Action item: Pick each line that has "MetadataForString" out of the records.

Data to use:
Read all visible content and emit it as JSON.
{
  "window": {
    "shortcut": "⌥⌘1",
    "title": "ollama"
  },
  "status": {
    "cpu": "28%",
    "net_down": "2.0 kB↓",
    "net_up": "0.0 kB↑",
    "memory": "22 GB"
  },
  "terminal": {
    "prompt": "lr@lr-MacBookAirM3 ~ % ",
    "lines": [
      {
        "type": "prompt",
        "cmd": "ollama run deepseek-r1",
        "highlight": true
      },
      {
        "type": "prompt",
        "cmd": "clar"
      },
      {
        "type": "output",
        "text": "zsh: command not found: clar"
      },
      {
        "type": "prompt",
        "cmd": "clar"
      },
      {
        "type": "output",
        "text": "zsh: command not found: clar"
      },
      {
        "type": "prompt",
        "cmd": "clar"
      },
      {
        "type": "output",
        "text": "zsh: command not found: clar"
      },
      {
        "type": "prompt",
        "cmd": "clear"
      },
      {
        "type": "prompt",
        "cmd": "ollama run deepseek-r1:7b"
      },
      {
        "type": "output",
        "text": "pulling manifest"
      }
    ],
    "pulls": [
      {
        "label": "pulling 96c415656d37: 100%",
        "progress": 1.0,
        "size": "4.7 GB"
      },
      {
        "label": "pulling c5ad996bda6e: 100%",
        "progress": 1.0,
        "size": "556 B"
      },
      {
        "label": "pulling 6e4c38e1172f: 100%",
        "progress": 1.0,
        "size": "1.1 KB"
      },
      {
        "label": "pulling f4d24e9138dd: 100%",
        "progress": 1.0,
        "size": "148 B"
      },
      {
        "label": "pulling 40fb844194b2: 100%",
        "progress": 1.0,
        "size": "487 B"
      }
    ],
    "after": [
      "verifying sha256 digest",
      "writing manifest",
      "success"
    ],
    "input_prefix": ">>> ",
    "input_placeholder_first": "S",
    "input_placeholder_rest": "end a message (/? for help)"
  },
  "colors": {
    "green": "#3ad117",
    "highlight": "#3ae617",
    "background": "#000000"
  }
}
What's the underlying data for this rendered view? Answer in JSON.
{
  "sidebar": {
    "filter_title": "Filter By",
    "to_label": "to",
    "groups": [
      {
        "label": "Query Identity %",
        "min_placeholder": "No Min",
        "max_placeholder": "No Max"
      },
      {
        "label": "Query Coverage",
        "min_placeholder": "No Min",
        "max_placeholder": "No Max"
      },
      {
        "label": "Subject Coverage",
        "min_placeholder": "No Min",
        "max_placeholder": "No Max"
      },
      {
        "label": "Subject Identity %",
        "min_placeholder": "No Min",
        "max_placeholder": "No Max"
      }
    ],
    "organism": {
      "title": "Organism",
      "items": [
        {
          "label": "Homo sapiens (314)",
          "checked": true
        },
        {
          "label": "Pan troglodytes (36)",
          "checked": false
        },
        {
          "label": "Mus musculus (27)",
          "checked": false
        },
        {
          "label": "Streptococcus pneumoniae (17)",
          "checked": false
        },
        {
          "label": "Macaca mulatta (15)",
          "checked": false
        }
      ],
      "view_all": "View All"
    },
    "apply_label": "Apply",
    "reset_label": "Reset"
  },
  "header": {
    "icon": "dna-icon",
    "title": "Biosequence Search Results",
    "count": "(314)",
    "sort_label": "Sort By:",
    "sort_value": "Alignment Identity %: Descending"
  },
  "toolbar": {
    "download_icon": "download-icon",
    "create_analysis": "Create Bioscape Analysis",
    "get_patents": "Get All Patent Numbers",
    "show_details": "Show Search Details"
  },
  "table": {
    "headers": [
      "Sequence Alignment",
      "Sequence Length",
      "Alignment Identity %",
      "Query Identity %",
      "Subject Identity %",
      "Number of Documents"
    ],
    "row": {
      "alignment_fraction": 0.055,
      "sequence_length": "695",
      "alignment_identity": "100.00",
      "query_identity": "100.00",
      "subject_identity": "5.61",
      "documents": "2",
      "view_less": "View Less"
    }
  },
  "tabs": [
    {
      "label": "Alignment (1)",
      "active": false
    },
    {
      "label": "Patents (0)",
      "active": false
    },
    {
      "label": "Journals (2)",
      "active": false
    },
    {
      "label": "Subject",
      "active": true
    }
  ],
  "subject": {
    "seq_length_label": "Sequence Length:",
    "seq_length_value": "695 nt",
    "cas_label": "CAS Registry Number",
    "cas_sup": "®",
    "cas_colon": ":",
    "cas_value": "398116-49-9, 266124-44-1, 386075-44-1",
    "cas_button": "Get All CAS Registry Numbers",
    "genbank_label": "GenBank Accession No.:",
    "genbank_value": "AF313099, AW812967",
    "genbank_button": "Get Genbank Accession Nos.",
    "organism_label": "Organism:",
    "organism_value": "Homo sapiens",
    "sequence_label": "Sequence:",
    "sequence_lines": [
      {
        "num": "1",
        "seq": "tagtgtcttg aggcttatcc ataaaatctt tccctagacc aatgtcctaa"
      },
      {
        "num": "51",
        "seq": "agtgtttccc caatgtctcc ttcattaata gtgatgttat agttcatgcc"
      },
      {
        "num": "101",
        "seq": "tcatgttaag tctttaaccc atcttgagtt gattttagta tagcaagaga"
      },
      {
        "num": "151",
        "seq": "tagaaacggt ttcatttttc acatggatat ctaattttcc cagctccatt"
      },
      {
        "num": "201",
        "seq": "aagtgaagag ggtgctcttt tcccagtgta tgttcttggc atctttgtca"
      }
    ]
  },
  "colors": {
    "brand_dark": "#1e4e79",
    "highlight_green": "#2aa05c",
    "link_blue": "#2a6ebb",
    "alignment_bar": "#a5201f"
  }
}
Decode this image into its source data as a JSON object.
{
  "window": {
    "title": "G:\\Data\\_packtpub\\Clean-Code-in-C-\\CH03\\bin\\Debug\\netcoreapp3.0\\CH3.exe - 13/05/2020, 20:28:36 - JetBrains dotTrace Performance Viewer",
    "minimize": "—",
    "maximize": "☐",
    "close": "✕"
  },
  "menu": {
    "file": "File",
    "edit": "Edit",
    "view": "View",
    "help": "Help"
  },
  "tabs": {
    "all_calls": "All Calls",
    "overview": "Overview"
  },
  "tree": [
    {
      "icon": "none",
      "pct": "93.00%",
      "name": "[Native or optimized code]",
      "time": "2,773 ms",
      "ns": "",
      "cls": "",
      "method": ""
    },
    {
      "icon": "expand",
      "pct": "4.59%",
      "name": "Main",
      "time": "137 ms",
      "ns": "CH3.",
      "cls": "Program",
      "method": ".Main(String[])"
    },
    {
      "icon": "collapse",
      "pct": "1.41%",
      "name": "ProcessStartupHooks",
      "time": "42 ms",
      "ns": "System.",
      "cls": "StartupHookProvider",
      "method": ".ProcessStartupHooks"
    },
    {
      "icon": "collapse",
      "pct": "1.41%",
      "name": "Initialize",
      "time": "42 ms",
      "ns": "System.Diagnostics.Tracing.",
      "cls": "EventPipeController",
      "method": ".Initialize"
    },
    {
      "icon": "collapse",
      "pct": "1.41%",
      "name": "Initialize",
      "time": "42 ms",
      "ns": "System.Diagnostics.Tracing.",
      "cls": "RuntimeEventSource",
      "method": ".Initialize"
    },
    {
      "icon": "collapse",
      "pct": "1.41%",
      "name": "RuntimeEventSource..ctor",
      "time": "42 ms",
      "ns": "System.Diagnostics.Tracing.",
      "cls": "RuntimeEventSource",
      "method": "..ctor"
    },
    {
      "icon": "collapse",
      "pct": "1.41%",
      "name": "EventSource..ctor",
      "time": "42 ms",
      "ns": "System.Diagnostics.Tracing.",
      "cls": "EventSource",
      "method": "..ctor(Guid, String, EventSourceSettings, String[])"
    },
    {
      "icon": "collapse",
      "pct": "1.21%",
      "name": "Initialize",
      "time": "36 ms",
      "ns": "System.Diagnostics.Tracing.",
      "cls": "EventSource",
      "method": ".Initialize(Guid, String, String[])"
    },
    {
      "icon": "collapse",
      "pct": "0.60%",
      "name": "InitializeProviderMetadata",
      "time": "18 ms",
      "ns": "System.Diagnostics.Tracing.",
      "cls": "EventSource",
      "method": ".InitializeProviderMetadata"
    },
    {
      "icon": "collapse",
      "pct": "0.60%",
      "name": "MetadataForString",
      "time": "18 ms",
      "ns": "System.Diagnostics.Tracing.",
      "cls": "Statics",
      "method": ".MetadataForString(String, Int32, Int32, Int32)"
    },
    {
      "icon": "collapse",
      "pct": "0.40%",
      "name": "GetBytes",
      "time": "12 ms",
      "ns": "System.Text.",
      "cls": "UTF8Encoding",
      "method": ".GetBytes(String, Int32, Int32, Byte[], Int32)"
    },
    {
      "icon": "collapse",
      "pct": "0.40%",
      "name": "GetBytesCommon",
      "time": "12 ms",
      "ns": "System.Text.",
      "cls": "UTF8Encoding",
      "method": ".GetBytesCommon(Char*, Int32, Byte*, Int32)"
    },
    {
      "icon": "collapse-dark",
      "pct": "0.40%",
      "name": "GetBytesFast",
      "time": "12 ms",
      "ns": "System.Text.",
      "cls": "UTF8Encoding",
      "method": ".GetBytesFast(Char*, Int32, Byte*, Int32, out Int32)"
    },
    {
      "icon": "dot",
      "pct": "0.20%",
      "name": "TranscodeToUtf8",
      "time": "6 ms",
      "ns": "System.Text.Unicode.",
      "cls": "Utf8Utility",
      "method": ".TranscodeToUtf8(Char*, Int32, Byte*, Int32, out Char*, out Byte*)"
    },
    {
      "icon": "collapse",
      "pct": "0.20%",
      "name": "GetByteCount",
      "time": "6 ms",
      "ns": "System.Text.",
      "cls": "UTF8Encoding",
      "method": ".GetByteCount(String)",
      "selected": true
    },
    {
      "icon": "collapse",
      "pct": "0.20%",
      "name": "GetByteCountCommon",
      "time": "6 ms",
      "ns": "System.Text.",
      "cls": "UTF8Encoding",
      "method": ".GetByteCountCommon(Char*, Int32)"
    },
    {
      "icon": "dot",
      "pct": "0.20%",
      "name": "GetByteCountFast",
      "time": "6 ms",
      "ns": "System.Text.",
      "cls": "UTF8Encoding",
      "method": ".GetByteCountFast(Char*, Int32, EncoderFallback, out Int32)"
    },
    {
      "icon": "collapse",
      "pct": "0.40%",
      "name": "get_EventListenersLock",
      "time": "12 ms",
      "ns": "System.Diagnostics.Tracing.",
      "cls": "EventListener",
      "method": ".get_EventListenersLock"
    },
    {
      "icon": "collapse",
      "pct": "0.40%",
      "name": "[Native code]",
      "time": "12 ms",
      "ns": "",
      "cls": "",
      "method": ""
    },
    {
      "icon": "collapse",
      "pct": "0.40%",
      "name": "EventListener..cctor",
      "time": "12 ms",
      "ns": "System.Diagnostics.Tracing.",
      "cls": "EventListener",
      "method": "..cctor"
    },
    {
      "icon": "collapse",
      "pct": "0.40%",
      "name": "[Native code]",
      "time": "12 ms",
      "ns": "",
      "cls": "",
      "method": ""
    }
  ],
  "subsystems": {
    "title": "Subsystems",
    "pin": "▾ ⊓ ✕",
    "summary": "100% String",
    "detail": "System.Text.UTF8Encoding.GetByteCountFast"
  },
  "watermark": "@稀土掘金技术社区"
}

Problem solution:
      "name": "MetadataForString",
      "method": ".MetadataForString(String, Int32, Int32, Int32)"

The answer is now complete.